Dataset rows for apps and sites
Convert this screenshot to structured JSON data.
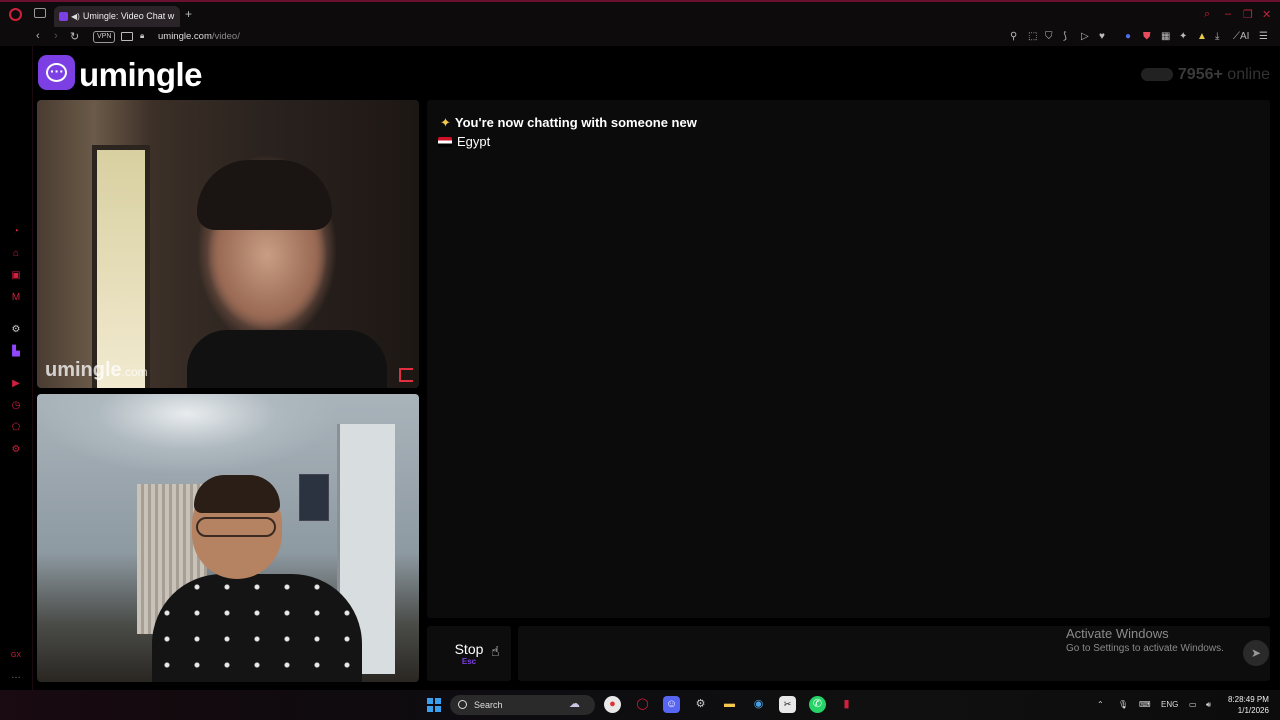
{
  "browser": {
    "tab_title": "Umingle: Video Chat w",
    "new_tab": "+",
    "vpn_label": "VPN",
    "url_host": "umingle.com",
    "url_path": "/video/",
    "icons": [
      "back-icon",
      "forward-icon",
      "reload-icon",
      "camera-icon",
      "lock-icon"
    ],
    "window_controls": [
      "search",
      "minimize",
      "restore",
      "close"
    ]
  },
  "header": {
    "logo_text": "umingle",
    "online_count": "7956+",
    "online_label": "online"
  },
  "videos": {
    "stranger_watermark_main": "umingle",
    "stranger_watermark_suffix": ".com"
  },
  "chat": {
    "status_message": "You're now chatting with someone new",
    "country": "Egypt",
    "flag_colors": [
      "#ce1126",
      "#ffffff",
      "#000000"
    ]
  },
  "controls": {
    "stop_label": "Stop",
    "stop_shortcut": "Esc"
  },
  "windows_activation": {
    "title": "Activate Windows",
    "subtitle": "Go to Settings to activate Windows."
  },
  "taskbar": {
    "search_placeholder": "Search",
    "language": "ENG",
    "time": "8:28:49 PM",
    "date": "1/1/2026"
  },
  "colors": {
    "brand": "#7b3fe4",
    "opera_red": "#d02040"
  }
}
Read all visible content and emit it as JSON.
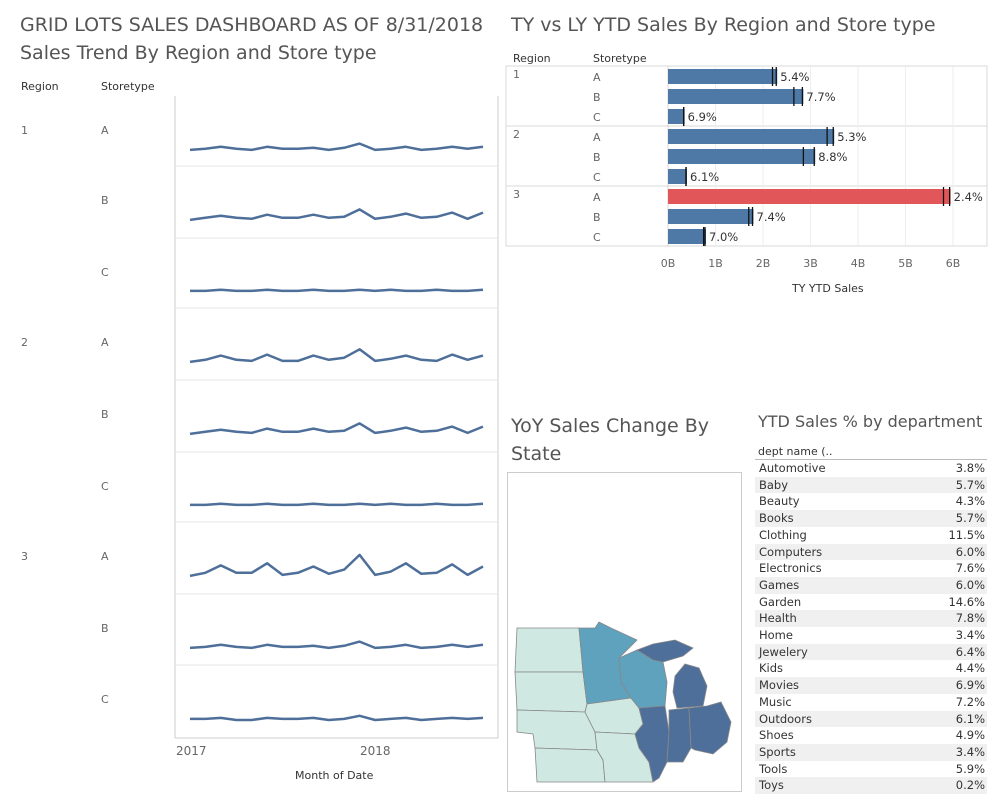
{
  "dashboard_title": "GRID LOTS SALES DASHBOARD AS OF 8/31/2018",
  "trend": {
    "title": "Sales Trend By Region and Store type",
    "region_header": "Region",
    "storetype_header": "Storetype",
    "xlabel": "Month of Date",
    "x_ticks": [
      "2017",
      "2018"
    ]
  },
  "ytd": {
    "title": "TY vs LY YTD Sales By Region and Store type",
    "region_header": "Region",
    "storetype_header": "Storetype",
    "xlabel": "TY YTD Sales",
    "x_ticks": [
      "0B",
      "1B",
      "2B",
      "3B",
      "4B",
      "5B",
      "6B"
    ]
  },
  "map": {
    "title": "YoY Sales Change By State"
  },
  "dept": {
    "title": "YTD Sales % by department",
    "column_header": "dept name (.."
  },
  "colors": {
    "bar": "#4e79a7",
    "highlight": "#e15759",
    "line": "#4e6f9a",
    "map_light": "#cfe8e1",
    "map_mid": "#5fa2bd",
    "map_dark": "#4e6f9a"
  },
  "chart_data": [
    {
      "type": "line",
      "title": "Sales Trend By Region and Store type",
      "xlabel": "Month of Date",
      "x_ticks": [
        "2017",
        "2018"
      ],
      "series": [
        {
          "region": "1",
          "storetype": "A",
          "values": [
            2,
            3,
            5,
            3,
            2,
            5,
            3,
            3,
            4,
            2,
            4,
            8,
            2,
            3,
            5,
            2,
            3,
            5,
            3,
            5
          ]
        },
        {
          "region": "1",
          "storetype": "B",
          "values": [
            2,
            4,
            6,
            4,
            3,
            7,
            4,
            4,
            7,
            4,
            5,
            12,
            3,
            5,
            8,
            4,
            5,
            9,
            3,
            9
          ]
        },
        {
          "region": "1",
          "storetype": "C",
          "values": [
            3,
            3,
            4,
            3,
            3,
            4,
            3,
            3,
            4,
            3,
            3,
            4,
            3,
            4,
            3,
            3,
            4,
            3,
            3,
            4
          ]
        },
        {
          "region": "2",
          "storetype": "A",
          "values": [
            2,
            4,
            8,
            4,
            3,
            9,
            3,
            3,
            8,
            4,
            6,
            14,
            3,
            5,
            8,
            4,
            3,
            9,
            4,
            8
          ]
        },
        {
          "region": "2",
          "storetype": "B",
          "values": [
            2,
            4,
            6,
            4,
            3,
            7,
            4,
            4,
            7,
            4,
            5,
            12,
            3,
            5,
            8,
            4,
            5,
            9,
            3,
            9
          ]
        },
        {
          "region": "2",
          "storetype": "C",
          "values": [
            3,
            3,
            4,
            3,
            3,
            4,
            3,
            3,
            4,
            3,
            3,
            4,
            3,
            4,
            3,
            3,
            4,
            3,
            3,
            4
          ]
        },
        {
          "region": "3",
          "storetype": "A",
          "values": [
            2,
            5,
            12,
            5,
            5,
            14,
            3,
            5,
            11,
            4,
            8,
            22,
            3,
            6,
            14,
            4,
            5,
            13,
            3,
            11
          ]
        },
        {
          "region": "3",
          "storetype": "B",
          "values": [
            2,
            3,
            5,
            3,
            2,
            5,
            3,
            3,
            4,
            2,
            4,
            8,
            2,
            3,
            5,
            2,
            3,
            5,
            3,
            5
          ]
        },
        {
          "region": "3",
          "storetype": "C",
          "values": [
            2,
            2,
            3,
            1,
            1,
            3,
            2,
            2,
            3,
            1,
            2,
            5,
            1,
            2,
            3,
            1,
            2,
            3,
            2,
            3
          ]
        }
      ]
    },
    {
      "type": "bar",
      "title": "TY vs LY YTD Sales By Region and Store type",
      "xlabel": "TY YTD Sales",
      "xlim": [
        0,
        6.4
      ],
      "unit": "B",
      "rows": [
        {
          "region": "1",
          "storetype": "A",
          "ty": 2.3,
          "ly": 2.2,
          "label": "5.4%",
          "highlight": false
        },
        {
          "region": "",
          "storetype": "B",
          "ty": 2.85,
          "ly": 2.65,
          "label": "7.7%",
          "highlight": false
        },
        {
          "region": "",
          "storetype": "C",
          "ty": 0.35,
          "ly": 0.33,
          "label": "6.9%",
          "highlight": false
        },
        {
          "region": "2",
          "storetype": "A",
          "ty": 3.5,
          "ly": 3.35,
          "label": "5.3%",
          "highlight": false
        },
        {
          "region": "",
          "storetype": "B",
          "ty": 3.1,
          "ly": 2.85,
          "label": "8.8%",
          "highlight": false
        },
        {
          "region": "",
          "storetype": "C",
          "ty": 0.4,
          "ly": 0.38,
          "label": "6.1%",
          "highlight": false
        },
        {
          "region": "3",
          "storetype": "A",
          "ty": 5.95,
          "ly": 5.8,
          "label": "2.4%",
          "highlight": true
        },
        {
          "region": "",
          "storetype": "B",
          "ty": 1.8,
          "ly": 1.7,
          "label": "7.4%",
          "highlight": false
        },
        {
          "region": "",
          "storetype": "C",
          "ty": 0.8,
          "ly": 0.75,
          "label": "7.0%",
          "highlight": false
        }
      ]
    },
    {
      "type": "table",
      "title": "YTD Sales % by department",
      "rows": [
        {
          "name": "Automotive",
          "value": "3.8%"
        },
        {
          "name": "Baby",
          "value": "5.7%"
        },
        {
          "name": "Beauty",
          "value": "4.3%"
        },
        {
          "name": "Books",
          "value": "5.7%"
        },
        {
          "name": "Clothing",
          "value": "11.5%"
        },
        {
          "name": "Computers",
          "value": "6.0%"
        },
        {
          "name": "Electronics",
          "value": "7.6%"
        },
        {
          "name": "Games",
          "value": "6.0%"
        },
        {
          "name": "Garden",
          "value": "14.6%"
        },
        {
          "name": "Health",
          "value": "7.8%"
        },
        {
          "name": "Home",
          "value": "3.4%"
        },
        {
          "name": "Jewelery",
          "value": "6.4%"
        },
        {
          "name": "Kids",
          "value": "4.4%"
        },
        {
          "name": "Movies",
          "value": "6.9%"
        },
        {
          "name": "Music",
          "value": "7.2%"
        },
        {
          "name": "Outdoors",
          "value": "6.1%"
        },
        {
          "name": "Shoes",
          "value": "4.9%"
        },
        {
          "name": "Sports",
          "value": "3.4%"
        },
        {
          "name": "Tools",
          "value": "5.9%"
        },
        {
          "name": "Toys",
          "value": "0.2%"
        }
      ]
    }
  ]
}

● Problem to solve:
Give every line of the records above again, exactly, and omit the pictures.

● Answer section:
Convert this screenshot to structured JSON data.
{
  "browser": {
    "tab_title": "Umingle: Video Chat w",
    "new_tab": "+",
    "vpn_label": "VPN",
    "url_host": "umingle.com",
    "url_path": "/video/",
    "icons": [
      "back-icon",
      "forward-icon",
      "reload-icon",
      "camera-icon",
      "lock-icon"
    ],
    "window_controls": [
      "search",
      "minimize",
      "restore",
      "close"
    ]
  },
  "header": {
    "logo_text": "umingle",
    "online_count": "7956+",
    "online_label": "online"
  },
  "videos": {
    "stranger_watermark_main": "umingle",
    "stranger_watermark_suffix": ".com"
  },
  "chat": {
    "status_message": "You're now chatting with someone new",
    "country": "Egypt",
    "flag_colors": [
      "#ce1126",
      "#ffffff",
      "#000000"
    ]
  },
  "controls": {
    "stop_label": "Stop",
    "stop_shortcut": "Esc"
  },
  "windows_activation": {
    "title": "Activate Windows",
    "subtitle": "Go to Settings to activate Windows."
  },
  "taskbar": {
    "search_placeholder": "Search",
    "language": "ENG",
    "time": "8:28:49 PM",
    "date": "1/1/2026"
  },
  "colors": {
    "brand": "#7b3fe4",
    "opera_red": "#d02040"
  }
}
Read all visible content and emit it as JSON.
{
  "dashboard_title": "GRID LOTS SALES DASHBOARD AS OF 8/31/2018",
  "trend": {
    "title": "Sales Trend By Region and Store type",
    "region_header": "Region",
    "storetype_header": "Storetype",
    "xlabel": "Month of Date",
    "x_ticks": [
      "2017",
      "2018"
    ]
  },
  "ytd": {
    "title": "TY vs LY YTD Sales By Region and Store type",
    "region_header": "Region",
    "storetype_header": "Storetype",
    "xlabel": "TY YTD Sales",
    "x_ticks": [
      "0B",
      "1B",
      "2B",
      "3B",
      "4B",
      "5B",
      "6B"
    ]
  },
  "map": {
    "title": "YoY Sales Change By State"
  },
  "dept": {
    "title": "YTD Sales % by department",
    "column_header": "dept name (.."
  },
  "colors": {
    "bar": "#4e79a7",
    "highlight": "#e15759",
    "line": "#4e6f9a",
    "map_light": "#cfe8e1",
    "map_mid": "#5fa2bd",
    "map_dark": "#4e6f9a"
  },
  "chart_data": [
    {
      "type": "line",
      "title": "Sales Trend By Region and Store type",
      "xlabel": "Month of Date",
      "x_ticks": [
        "2017",
        "2018"
      ],
      "series": [
        {
          "region": "1",
          "storetype": "A",
          "values": [
            2,
            3,
            5,
            3,
            2,
            5,
            3,
            3,
            4,
            2,
            4,
            8,
            2,
            3,
            5,
            2,
            3,
            5,
            3,
            5
          ]
        },
        {
          "region": "1",
          "storetype": "B",
          "values": [
            2,
            4,
            6,
            4,
            3,
            7,
            4,
            4,
            7,
            4,
            5,
            12,
            3,
            5,
            8,
            4,
            5,
            9,
            3,
            9
          ]
        },
        {
          "region": "1",
          "storetype": "C",
          "values": [
            3,
            3,
            4,
            3,
            3,
            4,
            3,
            3,
            4,
            3,
            3,
            4,
            3,
            4,
            3,
            3,
            4,
            3,
            3,
            4
          ]
        },
        {
          "region": "2",
          "storetype": "A",
          "values": [
            2,
            4,
            8,
            4,
            3,
            9,
            3,
            3,
            8,
            4,
            6,
            14,
            3,
            5,
            8,
            4,
            3,
            9,
            4,
            8
          ]
        },
        {
          "region": "2",
          "storetype": "B",
          "values": [
            2,
            4,
            6,
            4,
            3,
            7,
            4,
            4,
            7,
            4,
            5,
            12,
            3,
            5,
            8,
            4,
            5,
            9,
            3,
            9
          ]
        },
        {
          "region": "2",
          "storetype": "C",
          "values": [
            3,
            3,
            4,
            3,
            3,
            4,
            3,
            3,
            4,
            3,
            3,
            4,
            3,
            4,
            3,
            3,
            4,
            3,
            3,
            4
          ]
        },
        {
          "region": "3",
          "storetype": "A",
          "values": [
            2,
            5,
            12,
            5,
            5,
            14,
            3,
            5,
            11,
            4,
            8,
            22,
            3,
            6,
            14,
            4,
            5,
            13,
            3,
            11
          ]
        },
        {
          "region": "3",
          "storetype": "B",
          "values": [
            2,
            3,
            5,
            3,
            2,
            5,
            3,
            3,
            4,
            2,
            4,
            8,
            2,
            3,
            5,
            2,
            3,
            5,
            3,
            5
          ]
        },
        {
          "region": "3",
          "storetype": "C",
          "values": [
            2,
            2,
            3,
            1,
            1,
            3,
            2,
            2,
            3,
            1,
            2,
            5,
            1,
            2,
            3,
            1,
            2,
            3,
            2,
            3
          ]
        }
      ]
    },
    {
      "type": "bar",
      "title": "TY vs LY YTD Sales By Region and Store type",
      "xlabel": "TY YTD Sales",
      "xlim": [
        0,
        6.4
      ],
      "unit": "B",
      "rows": [
        {
          "region": "1",
          "storetype": "A",
          "ty": 2.3,
          "ly": 2.2,
          "label": "5.4%",
          "highlight": false
        },
        {
          "region": "",
          "storetype": "B",
          "ty": 2.85,
          "ly": 2.65,
          "label": "7.7%",
          "highlight": false
        },
        {
          "region": "",
          "storetype": "C",
          "ty": 0.35,
          "ly": 0.33,
          "label": "6.9%",
          "highlight": false
        },
        {
          "region": "2",
          "storetype": "A",
          "ty": 3.5,
          "ly": 3.35,
          "label": "5.3%",
          "highlight": false
        },
        {
          "region": "",
          "storetype": "B",
          "ty": 3.1,
          "ly": 2.85,
          "label": "8.8%",
          "highlight": false
        },
        {
          "region": "",
          "storetype": "C",
          "ty": 0.4,
          "ly": 0.38,
          "label": "6.1%",
          "highlight": false
        },
        {
          "region": "3",
          "storetype": "A",
          "ty": 5.95,
          "ly": 5.8,
          "label": "2.4%",
          "highlight": true
        },
        {
          "region": "",
          "storetype": "B",
          "ty": 1.8,
          "ly": 1.7,
          "label": "7.4%",
          "highlight": false
        },
        {
          "region": "",
          "storetype": "C",
          "ty": 0.8,
          "ly": 0.75,
          "label": "7.0%",
          "highlight": false
        }
      ]
    },
    {
      "type": "table",
      "title": "YTD Sales % by department",
      "rows": [
        {
          "name": "Automotive",
          "value": "3.8%"
        },
        {
          "name": "Baby",
          "value": "5.7%"
        },
        {
          "name": "Beauty",
          "value": "4.3%"
        },
        {
          "name": "Books",
          "value": "5.7%"
        },
        {
          "name": "Clothing",
          "value": "11.5%"
        },
        {
          "name": "Computers",
          "value": "6.0%"
        },
        {
          "name": "Electronics",
          "value": "7.6%"
        },
        {
          "name": "Games",
          "value": "6.0%"
        },
        {
          "name": "Garden",
          "value": "14.6%"
        },
        {
          "name": "Health",
          "value": "7.8%"
        },
        {
          "name": "Home",
          "value": "3.4%"
        },
        {
          "name": "Jewelery",
          "value": "6.4%"
        },
        {
          "name": "Kids",
          "value": "4.4%"
        },
        {
          "name": "Movies",
          "value": "6.9%"
        },
        {
          "name": "Music",
          "value": "7.2%"
        },
        {
          "name": "Outdoors",
          "value": "6.1%"
        },
        {
          "name": "Shoes",
          "value": "4.9%"
        },
        {
          "name": "Sports",
          "value": "3.4%"
        },
        {
          "name": "Tools",
          "value": "5.9%"
        },
        {
          "name": "Toys",
          "value": "0.2%"
        }
      ]
    }
  ]
}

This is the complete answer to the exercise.